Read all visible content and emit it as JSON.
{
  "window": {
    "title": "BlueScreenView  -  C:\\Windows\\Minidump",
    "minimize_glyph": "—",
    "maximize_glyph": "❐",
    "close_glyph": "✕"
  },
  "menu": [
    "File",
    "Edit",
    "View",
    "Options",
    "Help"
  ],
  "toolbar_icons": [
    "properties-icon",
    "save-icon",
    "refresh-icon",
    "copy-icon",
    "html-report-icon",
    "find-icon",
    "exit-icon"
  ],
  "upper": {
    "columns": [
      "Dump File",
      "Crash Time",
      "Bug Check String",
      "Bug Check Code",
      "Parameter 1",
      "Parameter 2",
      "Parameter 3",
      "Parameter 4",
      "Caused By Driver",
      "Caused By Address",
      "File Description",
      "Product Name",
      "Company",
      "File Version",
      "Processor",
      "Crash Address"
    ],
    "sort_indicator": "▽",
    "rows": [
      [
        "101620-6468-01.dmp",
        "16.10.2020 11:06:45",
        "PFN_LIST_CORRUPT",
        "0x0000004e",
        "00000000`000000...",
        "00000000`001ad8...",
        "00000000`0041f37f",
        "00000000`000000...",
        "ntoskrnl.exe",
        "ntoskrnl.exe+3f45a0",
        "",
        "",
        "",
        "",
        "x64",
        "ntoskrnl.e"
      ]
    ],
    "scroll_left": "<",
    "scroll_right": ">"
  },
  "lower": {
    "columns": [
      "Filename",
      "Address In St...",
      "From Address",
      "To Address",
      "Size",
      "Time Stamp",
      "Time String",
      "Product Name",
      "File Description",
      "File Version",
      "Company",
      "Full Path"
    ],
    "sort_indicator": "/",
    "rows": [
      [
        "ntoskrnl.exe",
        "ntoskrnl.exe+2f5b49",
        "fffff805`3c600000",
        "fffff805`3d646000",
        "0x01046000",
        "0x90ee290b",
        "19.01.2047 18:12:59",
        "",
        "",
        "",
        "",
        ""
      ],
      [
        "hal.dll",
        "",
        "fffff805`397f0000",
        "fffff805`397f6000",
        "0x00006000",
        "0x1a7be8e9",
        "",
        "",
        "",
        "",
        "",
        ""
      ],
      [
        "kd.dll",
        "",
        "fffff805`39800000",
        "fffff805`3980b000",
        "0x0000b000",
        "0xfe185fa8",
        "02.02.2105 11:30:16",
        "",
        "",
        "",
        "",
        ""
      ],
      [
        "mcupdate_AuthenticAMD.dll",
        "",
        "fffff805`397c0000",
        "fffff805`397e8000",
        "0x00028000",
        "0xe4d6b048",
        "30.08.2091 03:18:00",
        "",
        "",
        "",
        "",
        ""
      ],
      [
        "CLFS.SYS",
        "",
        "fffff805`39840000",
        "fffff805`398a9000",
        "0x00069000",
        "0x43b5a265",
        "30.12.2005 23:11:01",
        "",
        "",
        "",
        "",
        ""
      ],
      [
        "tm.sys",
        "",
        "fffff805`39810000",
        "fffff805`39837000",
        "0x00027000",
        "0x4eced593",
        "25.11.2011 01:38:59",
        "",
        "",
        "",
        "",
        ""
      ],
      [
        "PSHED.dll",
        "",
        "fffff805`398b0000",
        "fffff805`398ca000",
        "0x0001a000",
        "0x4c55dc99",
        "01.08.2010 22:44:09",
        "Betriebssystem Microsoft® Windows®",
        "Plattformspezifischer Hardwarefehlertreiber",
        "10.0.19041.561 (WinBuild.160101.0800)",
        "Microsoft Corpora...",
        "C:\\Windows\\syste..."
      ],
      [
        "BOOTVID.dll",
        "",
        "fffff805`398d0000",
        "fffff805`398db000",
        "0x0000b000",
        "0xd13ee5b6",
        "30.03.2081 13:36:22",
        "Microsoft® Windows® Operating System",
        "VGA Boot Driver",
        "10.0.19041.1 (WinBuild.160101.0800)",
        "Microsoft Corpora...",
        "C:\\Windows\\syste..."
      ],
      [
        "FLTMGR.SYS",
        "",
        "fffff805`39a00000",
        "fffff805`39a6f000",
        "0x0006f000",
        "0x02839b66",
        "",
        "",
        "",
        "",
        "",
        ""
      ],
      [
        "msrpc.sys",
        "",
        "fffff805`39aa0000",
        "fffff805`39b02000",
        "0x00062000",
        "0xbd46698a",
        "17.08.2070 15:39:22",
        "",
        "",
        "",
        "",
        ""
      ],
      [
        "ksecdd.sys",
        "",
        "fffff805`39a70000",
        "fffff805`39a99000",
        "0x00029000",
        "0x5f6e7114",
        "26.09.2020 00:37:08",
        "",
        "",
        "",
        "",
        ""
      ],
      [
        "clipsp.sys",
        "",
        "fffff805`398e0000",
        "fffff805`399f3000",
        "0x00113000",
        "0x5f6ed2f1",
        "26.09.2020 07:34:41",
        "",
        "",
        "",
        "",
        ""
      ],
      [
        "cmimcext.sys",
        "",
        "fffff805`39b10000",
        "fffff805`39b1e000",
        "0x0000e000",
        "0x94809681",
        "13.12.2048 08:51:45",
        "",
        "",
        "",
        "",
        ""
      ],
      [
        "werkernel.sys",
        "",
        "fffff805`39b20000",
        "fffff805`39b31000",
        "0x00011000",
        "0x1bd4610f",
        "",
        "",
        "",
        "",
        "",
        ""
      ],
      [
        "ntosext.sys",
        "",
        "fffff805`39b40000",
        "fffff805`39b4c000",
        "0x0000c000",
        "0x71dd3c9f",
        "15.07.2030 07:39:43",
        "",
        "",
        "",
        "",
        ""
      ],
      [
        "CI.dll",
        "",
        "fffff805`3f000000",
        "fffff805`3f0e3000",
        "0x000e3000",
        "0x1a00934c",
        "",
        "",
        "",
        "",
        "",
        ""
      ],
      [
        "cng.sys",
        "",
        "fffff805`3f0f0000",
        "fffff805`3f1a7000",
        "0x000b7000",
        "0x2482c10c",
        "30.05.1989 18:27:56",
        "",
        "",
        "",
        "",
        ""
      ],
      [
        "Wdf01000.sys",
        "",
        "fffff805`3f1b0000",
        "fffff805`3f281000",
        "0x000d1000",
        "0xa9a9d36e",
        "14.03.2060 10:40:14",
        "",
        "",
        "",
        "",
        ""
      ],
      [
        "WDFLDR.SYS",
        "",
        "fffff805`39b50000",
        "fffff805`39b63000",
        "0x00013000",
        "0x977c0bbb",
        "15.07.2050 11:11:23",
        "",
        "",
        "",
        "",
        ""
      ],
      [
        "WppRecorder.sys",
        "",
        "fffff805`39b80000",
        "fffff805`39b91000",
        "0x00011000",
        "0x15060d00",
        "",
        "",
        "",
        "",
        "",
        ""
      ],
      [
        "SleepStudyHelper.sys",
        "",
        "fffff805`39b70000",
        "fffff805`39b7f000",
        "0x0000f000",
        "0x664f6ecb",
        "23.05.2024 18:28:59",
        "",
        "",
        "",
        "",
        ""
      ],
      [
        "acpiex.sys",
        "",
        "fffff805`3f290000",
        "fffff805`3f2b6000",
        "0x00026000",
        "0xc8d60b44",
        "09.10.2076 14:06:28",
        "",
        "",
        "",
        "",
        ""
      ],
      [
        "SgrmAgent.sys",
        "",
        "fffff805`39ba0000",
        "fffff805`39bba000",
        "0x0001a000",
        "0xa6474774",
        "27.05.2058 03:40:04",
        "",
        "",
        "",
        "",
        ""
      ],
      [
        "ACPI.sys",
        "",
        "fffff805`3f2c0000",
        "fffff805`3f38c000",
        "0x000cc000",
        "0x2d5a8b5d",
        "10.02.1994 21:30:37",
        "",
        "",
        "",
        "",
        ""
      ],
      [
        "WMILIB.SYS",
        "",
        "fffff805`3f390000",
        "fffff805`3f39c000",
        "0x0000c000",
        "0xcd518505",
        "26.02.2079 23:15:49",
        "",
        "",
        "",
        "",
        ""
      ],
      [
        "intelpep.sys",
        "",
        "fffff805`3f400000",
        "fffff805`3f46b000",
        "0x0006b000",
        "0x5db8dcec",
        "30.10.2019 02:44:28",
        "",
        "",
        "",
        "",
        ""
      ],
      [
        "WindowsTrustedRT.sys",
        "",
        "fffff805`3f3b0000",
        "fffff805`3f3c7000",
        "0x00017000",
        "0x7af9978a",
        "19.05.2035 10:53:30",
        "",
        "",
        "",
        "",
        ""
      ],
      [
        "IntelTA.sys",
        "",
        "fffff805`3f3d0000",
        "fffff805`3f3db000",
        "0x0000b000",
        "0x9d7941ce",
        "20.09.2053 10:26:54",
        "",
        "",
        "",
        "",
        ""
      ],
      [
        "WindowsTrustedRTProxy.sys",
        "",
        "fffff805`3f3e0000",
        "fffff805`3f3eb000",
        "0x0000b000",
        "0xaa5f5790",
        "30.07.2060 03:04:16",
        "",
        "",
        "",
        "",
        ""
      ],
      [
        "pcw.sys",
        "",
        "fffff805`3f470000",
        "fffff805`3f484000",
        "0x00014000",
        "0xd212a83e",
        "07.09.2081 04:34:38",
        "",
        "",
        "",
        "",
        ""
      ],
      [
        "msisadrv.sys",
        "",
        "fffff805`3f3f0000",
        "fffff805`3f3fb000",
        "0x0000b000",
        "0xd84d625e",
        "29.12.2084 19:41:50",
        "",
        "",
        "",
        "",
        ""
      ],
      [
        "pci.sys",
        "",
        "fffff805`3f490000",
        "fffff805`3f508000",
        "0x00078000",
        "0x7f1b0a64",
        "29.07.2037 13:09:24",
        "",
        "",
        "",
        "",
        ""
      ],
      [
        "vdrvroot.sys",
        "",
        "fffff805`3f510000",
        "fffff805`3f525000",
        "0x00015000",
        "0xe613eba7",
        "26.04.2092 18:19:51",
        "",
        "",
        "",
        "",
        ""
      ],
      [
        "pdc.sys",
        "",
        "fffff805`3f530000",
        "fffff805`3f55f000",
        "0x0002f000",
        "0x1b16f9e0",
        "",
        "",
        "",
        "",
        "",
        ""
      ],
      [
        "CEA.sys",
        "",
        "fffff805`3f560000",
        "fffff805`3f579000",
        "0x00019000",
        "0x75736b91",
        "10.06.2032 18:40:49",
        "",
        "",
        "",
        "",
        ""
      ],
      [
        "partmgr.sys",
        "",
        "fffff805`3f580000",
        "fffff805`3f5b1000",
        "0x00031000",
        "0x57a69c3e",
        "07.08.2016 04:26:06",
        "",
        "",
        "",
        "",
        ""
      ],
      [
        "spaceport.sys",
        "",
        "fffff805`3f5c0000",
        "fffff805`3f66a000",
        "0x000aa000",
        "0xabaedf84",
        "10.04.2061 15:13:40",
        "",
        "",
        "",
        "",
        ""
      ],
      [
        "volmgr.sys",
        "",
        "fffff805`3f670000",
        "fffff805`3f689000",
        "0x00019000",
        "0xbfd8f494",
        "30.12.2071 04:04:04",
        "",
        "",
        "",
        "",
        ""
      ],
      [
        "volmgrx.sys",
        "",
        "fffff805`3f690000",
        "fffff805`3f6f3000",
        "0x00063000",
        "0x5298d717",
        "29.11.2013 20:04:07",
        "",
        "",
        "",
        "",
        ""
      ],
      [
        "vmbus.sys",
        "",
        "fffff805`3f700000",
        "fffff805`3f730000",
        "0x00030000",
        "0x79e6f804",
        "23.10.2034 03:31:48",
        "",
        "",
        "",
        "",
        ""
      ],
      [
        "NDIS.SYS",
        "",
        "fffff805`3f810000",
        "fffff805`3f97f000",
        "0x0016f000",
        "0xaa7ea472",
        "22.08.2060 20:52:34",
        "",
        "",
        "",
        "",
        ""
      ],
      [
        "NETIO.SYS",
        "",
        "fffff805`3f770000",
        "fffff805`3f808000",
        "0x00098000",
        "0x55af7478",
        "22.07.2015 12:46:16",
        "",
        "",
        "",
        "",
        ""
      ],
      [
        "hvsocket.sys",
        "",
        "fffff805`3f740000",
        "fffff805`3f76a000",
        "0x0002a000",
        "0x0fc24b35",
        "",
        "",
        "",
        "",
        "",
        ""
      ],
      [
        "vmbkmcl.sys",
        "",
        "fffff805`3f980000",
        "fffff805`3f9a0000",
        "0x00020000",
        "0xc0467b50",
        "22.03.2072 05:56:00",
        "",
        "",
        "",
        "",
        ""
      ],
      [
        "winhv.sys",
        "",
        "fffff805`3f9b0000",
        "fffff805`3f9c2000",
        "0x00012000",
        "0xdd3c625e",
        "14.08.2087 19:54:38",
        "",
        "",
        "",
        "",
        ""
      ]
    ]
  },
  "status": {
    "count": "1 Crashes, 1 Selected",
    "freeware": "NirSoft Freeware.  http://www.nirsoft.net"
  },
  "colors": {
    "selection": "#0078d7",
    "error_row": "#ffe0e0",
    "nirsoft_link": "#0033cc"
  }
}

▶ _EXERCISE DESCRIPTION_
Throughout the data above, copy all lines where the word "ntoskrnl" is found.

▶ _WRITTEN RESPONSE_
        "ntoskrnl.exe",
        "ntoskrnl.exe+3f45a0",
        "ntoskrnl.e"
        "ntoskrnl.exe",
        "ntoskrnl.exe+2f5b49",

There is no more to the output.